Understanding their rights when stopped at sobriety checkpoints in Tennessee may help drivers protect themselves.
According to the Tennessee Bureau of Investigation, there were 18,913 driving under the influence arrests across the state in 2017 alone. For some drivers, such arrests may result from being pulled over at a DUI checkpoint. At such stops, law enforcement can stop all or a portion of the vehicles to check for impaired drivers. Understanding their rights when stopped at sobriety checkpoints may help people protect themselves and avoid unnecessary legal issues.
Upon stopping vehicles at sobriety checks, law enforcement officers typically approach them to speak with the drivers. Often, people feel obligated to talk to them because they are in a position of authority.
It is important for motorists to know they are not legally required to respond to questions. Rather, they may choose to provide the authorities with a card informing them they are choosing to invoke their Constitutional rights, including right to remain silent and right to continue on their way if officers do not have a reasonable suspicion to continue the stop.
Performing roadside tests
If they suspect drivers are intoxicated, law enforcement officers may ask drivers to exit their vehicles and perform a series of field sobriety tests. These include the one-leg stand, the walk-and-turn, and other tests. The State may try to use people’s performance on these tests to prove impairment.
While they may not inform them of their right when making the request, motorists should keep in mind that they are not required to submit to these tests.
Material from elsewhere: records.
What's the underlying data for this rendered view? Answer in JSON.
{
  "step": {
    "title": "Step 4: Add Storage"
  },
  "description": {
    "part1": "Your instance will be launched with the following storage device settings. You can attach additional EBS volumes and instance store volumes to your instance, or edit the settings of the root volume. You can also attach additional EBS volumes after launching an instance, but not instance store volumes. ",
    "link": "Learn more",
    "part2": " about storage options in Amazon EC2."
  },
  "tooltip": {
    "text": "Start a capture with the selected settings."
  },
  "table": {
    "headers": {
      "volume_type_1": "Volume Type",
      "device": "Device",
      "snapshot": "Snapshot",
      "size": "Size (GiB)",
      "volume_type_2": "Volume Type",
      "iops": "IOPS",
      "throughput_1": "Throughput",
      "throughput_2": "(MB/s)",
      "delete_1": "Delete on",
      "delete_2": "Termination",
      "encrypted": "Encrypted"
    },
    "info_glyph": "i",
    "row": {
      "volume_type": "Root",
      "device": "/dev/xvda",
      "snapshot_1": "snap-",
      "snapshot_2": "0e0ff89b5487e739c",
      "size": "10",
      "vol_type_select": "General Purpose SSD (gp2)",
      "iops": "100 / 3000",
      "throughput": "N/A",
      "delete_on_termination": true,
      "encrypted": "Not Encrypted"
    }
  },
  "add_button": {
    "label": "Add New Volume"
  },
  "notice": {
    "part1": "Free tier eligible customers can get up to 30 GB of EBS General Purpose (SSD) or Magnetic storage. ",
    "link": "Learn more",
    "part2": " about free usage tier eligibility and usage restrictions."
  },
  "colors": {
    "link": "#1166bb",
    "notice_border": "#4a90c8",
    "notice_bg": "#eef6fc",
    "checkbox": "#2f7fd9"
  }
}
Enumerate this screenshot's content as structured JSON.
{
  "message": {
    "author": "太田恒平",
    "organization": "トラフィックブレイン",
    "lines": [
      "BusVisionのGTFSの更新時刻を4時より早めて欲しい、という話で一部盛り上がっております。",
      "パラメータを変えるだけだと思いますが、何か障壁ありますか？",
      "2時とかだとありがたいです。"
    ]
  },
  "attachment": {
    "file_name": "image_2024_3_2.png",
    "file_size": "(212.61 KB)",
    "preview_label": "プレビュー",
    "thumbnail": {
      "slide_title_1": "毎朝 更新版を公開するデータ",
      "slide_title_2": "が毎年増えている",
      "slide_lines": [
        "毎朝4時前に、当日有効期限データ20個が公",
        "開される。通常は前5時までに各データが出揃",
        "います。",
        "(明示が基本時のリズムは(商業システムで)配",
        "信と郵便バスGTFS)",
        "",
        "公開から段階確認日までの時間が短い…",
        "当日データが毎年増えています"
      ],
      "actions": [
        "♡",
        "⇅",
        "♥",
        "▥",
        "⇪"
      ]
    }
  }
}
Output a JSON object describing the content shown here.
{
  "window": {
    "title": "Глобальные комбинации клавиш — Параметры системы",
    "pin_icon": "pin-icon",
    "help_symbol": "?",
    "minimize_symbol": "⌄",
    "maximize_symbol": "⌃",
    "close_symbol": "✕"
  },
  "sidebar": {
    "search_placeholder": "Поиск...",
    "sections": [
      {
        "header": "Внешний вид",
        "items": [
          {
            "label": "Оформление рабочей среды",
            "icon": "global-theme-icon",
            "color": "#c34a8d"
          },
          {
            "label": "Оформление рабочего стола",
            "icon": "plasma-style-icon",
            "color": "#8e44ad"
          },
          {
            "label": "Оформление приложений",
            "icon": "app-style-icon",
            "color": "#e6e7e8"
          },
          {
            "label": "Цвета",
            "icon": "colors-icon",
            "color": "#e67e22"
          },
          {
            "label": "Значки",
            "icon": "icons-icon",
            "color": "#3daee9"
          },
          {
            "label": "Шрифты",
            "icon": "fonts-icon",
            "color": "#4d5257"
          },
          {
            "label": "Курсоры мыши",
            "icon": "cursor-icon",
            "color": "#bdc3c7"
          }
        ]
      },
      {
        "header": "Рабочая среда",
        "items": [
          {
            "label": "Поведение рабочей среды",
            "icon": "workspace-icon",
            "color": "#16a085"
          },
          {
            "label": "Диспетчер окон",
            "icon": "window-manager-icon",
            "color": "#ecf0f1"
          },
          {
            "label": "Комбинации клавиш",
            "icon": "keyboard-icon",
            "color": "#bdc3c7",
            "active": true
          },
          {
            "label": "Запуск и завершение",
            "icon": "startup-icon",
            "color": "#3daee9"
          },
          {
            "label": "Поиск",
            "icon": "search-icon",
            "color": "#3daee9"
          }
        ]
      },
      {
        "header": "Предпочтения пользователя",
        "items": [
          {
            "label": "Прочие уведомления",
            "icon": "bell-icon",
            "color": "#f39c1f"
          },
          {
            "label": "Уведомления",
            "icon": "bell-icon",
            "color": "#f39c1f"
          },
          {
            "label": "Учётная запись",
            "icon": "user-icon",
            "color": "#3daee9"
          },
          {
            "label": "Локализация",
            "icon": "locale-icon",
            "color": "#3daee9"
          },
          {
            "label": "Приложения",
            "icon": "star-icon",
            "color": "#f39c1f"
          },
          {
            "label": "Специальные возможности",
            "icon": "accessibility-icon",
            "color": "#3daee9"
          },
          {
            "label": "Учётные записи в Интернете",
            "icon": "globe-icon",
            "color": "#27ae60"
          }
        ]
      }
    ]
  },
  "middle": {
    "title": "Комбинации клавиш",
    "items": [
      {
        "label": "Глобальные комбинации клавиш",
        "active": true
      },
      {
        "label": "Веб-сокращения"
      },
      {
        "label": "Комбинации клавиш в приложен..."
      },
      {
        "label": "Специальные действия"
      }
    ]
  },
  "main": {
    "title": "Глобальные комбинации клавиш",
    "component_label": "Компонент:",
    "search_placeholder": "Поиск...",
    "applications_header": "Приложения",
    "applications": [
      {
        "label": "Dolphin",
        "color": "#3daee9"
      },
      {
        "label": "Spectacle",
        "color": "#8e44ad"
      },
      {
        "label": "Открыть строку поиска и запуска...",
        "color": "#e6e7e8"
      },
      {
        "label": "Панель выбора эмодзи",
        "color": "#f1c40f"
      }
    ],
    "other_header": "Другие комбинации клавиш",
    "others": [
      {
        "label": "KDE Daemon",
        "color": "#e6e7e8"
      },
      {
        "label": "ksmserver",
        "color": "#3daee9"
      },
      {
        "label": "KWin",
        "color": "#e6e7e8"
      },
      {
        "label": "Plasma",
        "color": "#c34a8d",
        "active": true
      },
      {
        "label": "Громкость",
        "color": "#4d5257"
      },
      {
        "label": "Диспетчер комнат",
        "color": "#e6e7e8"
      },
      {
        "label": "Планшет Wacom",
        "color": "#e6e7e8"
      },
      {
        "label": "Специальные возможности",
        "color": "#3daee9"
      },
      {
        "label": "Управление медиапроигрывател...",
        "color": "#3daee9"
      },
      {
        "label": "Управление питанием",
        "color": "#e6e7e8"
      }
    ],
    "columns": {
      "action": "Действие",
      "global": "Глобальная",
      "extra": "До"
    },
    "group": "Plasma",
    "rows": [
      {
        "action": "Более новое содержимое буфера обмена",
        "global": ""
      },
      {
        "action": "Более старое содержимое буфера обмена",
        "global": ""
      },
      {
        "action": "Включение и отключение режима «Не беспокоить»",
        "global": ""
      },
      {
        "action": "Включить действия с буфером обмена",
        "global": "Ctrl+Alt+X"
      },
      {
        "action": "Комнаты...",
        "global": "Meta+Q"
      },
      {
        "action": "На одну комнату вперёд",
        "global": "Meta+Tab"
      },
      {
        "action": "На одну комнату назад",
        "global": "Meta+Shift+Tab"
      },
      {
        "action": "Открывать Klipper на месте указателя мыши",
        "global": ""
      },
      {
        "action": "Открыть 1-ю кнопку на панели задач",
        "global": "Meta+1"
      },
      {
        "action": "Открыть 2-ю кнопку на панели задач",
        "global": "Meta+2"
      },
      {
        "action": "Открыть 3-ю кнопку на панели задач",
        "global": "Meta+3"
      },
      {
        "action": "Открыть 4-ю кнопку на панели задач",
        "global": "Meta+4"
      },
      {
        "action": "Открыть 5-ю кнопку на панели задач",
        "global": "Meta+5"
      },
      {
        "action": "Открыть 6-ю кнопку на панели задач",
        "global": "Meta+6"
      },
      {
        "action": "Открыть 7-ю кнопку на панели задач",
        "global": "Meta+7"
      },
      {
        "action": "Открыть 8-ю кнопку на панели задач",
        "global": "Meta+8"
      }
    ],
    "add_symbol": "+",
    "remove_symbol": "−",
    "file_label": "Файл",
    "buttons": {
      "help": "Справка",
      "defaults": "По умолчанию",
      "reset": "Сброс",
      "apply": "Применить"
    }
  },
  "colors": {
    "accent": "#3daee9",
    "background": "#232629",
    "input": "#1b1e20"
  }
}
Refusing does not, however, safeguard them from arrest.
Submitting to breath tests
Once law enforcement officers establish probable cause to place them under arrest, drivers are often asked to submit to breath or blood tests. At this point, they no longer have the right to refuse these tests without consequences. Doing so may be considered a violation of the state’s implied consent law and result in a revocation of their driving privileges for one to two years, depending on various factors including their prior arrest record. The penalties associated with a breath or test refusal are incurred on top of any that are levied as a DUI arrest that leads to conviction.
Obtaining legal representation
Even a first-time drunk driving arrest in Tennessee may have life-changing implications. Therefore, people who have been charged with driving under the influence should consult with a lawyer. A legal representative may help them establish a solid defense, which may include questioning whether their rights were violated at any point during the sobriety checkpoint or their subsequent arrest.